Whether one is a prosecutor or a criminal defense attorney, the practice of criminal law raises a number of difficult moral issues. In this seminar, we will address several of these issues. Two sessions will deal with prosecutors, one session with criminal defense lawyers, and another with a variety of ethical conundrums that arise in criminal practice generally. Seminar students will together choose the topic for the final session. Discussions of criminal justice ethics are often abstracted from the realities of the criminal justice system and the modern prison experience. In this seminar, we will take these realities as our starting point, and consider what it means to practice criminal law in an era of mass incarceration, and in which the burdens of both crime and punishment fall disproportionately on poor people and people of color. We will also bear in mind the need for a functioning criminal system to vindicate society’s interest in protecting people from being victimized and generally ensuring public safety.

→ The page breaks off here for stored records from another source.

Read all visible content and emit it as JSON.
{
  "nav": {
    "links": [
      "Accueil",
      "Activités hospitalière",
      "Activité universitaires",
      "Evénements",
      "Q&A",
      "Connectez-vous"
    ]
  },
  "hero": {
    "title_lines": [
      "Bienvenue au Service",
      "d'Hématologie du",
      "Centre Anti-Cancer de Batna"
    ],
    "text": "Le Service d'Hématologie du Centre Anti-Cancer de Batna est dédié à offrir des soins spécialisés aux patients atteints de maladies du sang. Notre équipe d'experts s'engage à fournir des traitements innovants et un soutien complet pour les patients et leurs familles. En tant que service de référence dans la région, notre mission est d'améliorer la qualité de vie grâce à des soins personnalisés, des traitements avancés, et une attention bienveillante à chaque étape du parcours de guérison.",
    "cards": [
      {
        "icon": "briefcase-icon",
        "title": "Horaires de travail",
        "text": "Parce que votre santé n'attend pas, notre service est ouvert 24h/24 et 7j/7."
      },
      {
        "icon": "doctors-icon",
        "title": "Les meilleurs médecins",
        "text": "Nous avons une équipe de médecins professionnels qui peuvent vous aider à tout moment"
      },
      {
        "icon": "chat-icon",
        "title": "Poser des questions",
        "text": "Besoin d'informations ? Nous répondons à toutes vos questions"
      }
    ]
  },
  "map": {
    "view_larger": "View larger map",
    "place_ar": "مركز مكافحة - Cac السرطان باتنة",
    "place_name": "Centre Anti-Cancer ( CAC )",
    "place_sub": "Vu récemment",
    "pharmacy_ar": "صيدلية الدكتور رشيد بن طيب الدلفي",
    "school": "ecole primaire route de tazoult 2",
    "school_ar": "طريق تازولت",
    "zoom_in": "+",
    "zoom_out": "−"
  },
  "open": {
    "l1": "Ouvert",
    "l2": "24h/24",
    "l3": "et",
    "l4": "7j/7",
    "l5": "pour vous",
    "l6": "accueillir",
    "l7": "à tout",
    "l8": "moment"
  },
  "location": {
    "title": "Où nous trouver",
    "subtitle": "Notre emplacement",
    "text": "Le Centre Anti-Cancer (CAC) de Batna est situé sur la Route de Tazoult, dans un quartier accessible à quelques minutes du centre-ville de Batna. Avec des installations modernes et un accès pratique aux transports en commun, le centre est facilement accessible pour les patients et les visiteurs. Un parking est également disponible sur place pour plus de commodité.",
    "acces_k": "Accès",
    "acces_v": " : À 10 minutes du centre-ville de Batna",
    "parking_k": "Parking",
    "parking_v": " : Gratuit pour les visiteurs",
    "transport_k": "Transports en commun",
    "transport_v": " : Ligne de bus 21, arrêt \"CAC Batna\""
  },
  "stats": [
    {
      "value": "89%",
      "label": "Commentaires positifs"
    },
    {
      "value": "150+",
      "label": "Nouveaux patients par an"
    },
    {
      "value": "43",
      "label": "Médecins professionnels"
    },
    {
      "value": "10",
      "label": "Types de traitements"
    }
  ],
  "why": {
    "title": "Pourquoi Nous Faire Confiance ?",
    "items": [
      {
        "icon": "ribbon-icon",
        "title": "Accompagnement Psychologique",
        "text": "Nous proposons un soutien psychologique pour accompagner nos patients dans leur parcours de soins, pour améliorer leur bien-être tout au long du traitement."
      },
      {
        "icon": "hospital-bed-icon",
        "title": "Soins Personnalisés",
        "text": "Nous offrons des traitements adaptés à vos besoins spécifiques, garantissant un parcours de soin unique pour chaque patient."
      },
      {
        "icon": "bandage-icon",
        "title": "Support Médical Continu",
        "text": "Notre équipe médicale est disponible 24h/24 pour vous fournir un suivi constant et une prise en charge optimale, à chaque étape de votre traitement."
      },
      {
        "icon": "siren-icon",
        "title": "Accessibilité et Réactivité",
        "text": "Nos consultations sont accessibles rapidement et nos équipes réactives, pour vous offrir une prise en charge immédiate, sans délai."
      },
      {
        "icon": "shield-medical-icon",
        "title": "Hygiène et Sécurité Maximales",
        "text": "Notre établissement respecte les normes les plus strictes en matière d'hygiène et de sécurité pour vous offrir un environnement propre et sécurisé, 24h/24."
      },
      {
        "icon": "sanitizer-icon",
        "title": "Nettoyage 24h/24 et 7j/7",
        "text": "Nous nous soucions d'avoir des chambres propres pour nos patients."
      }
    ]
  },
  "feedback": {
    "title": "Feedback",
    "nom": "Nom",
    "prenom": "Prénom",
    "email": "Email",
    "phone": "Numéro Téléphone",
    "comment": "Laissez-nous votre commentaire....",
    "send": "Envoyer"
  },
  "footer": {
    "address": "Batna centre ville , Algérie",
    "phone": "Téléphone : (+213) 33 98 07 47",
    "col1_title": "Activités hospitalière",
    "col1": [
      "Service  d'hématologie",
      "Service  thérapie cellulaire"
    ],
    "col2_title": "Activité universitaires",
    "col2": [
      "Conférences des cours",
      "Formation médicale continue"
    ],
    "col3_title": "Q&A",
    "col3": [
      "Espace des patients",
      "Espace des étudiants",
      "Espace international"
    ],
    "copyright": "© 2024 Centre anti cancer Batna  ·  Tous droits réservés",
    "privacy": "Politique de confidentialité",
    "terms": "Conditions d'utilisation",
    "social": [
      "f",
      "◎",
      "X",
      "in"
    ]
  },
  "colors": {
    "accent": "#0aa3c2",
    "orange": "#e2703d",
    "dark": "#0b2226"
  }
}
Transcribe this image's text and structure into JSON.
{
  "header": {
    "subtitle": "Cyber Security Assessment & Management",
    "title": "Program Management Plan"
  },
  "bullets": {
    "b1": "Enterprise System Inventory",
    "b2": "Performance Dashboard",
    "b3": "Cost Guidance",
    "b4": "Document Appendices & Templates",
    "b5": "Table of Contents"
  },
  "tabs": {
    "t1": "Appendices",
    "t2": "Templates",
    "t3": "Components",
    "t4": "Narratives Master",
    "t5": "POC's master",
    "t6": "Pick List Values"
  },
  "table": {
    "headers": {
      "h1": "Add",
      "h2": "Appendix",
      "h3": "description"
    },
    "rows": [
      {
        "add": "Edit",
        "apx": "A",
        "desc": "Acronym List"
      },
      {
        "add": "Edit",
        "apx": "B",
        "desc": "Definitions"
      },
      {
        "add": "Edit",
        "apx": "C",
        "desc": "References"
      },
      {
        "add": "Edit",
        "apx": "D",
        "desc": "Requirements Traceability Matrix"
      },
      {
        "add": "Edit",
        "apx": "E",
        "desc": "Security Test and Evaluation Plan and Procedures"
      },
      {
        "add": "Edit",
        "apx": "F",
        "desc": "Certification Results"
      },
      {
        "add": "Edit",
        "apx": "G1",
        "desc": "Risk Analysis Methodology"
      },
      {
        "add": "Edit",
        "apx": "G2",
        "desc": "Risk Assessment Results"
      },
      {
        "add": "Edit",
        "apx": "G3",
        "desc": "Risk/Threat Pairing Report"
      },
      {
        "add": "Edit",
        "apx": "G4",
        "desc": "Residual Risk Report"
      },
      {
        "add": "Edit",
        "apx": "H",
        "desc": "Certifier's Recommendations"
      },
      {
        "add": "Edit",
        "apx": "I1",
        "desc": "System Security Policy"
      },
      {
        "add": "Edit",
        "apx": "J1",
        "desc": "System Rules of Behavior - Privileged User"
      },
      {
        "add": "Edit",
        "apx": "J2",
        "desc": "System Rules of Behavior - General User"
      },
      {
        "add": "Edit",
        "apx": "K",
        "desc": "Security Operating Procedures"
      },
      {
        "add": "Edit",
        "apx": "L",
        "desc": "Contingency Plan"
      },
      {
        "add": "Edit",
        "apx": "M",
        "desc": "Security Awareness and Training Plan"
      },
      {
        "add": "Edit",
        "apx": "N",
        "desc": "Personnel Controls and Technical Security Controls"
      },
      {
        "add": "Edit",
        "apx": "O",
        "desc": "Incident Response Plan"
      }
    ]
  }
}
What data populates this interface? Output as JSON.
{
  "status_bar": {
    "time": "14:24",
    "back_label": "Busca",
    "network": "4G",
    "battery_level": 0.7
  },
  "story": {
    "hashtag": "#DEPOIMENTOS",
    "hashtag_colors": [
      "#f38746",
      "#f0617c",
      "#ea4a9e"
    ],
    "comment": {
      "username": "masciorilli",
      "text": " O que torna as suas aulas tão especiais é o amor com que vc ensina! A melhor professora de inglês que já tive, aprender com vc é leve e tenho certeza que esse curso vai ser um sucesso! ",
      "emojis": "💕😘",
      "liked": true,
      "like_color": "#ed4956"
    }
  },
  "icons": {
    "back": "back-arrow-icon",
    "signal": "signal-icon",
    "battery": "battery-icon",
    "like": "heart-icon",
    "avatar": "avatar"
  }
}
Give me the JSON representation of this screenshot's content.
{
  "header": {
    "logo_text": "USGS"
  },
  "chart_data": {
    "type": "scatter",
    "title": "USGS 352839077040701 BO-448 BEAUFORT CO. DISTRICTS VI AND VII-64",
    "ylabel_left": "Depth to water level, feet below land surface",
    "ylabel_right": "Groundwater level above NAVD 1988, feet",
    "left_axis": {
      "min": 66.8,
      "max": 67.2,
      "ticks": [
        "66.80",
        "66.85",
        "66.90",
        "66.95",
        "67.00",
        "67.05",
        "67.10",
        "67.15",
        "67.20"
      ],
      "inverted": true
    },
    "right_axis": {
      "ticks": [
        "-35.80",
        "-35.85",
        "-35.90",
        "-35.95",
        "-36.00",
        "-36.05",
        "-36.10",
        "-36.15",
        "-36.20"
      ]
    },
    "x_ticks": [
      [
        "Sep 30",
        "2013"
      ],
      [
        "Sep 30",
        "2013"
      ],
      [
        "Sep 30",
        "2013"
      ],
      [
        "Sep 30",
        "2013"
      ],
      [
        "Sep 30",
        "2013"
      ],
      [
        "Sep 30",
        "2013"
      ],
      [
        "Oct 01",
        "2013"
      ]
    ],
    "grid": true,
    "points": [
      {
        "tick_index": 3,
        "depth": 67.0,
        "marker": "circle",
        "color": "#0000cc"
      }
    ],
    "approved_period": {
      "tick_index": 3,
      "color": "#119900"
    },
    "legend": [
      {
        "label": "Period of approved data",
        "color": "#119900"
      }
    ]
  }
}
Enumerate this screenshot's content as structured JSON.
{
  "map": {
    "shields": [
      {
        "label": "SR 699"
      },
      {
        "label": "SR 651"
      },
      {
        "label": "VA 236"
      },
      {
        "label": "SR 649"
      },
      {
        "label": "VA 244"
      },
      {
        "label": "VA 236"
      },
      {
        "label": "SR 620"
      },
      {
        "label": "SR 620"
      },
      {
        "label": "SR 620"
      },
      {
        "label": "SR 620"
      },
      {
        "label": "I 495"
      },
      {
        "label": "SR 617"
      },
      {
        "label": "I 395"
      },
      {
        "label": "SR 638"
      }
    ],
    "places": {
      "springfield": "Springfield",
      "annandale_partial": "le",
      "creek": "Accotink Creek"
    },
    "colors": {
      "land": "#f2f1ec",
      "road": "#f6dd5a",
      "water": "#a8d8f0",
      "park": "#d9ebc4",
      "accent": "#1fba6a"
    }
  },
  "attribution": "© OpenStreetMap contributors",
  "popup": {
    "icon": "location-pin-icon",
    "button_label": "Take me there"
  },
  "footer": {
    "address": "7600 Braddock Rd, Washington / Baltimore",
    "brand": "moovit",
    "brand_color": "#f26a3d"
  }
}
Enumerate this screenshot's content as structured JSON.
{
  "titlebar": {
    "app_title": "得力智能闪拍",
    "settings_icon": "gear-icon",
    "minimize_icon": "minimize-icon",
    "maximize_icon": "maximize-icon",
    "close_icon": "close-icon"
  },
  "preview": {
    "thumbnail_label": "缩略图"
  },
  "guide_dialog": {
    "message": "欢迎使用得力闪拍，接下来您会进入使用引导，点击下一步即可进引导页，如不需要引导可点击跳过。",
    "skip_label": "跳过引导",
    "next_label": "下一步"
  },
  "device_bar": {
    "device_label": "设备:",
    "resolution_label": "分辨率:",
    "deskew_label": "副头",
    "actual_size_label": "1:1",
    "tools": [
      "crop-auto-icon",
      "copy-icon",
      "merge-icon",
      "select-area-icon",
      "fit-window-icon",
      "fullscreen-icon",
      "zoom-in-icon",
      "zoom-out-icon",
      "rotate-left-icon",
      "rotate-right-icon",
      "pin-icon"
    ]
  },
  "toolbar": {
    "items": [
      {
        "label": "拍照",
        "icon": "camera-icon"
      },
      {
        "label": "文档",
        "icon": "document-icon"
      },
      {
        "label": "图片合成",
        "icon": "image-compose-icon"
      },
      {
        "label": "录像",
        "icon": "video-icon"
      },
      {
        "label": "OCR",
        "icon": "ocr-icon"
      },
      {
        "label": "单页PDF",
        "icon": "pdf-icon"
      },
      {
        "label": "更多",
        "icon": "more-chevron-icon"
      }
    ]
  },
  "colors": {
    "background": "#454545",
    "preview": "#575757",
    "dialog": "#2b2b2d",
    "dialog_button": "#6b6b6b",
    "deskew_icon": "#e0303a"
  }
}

One guiding question for our discussions will be extent to which the professional roles of prosecutors and public defenders as currently conceived contribute to or detract from the various public values (fairness, nondiscrimination, accuracy, public safety, etc.) the criminal system is supposed to realize.
This course will meet 8/23, 9/6, 1/30, 2/20 and 3/13. All sessions to take place 6:15-8:45pm at the law school, with food ordered in. (Poll will be taken for food preferences!)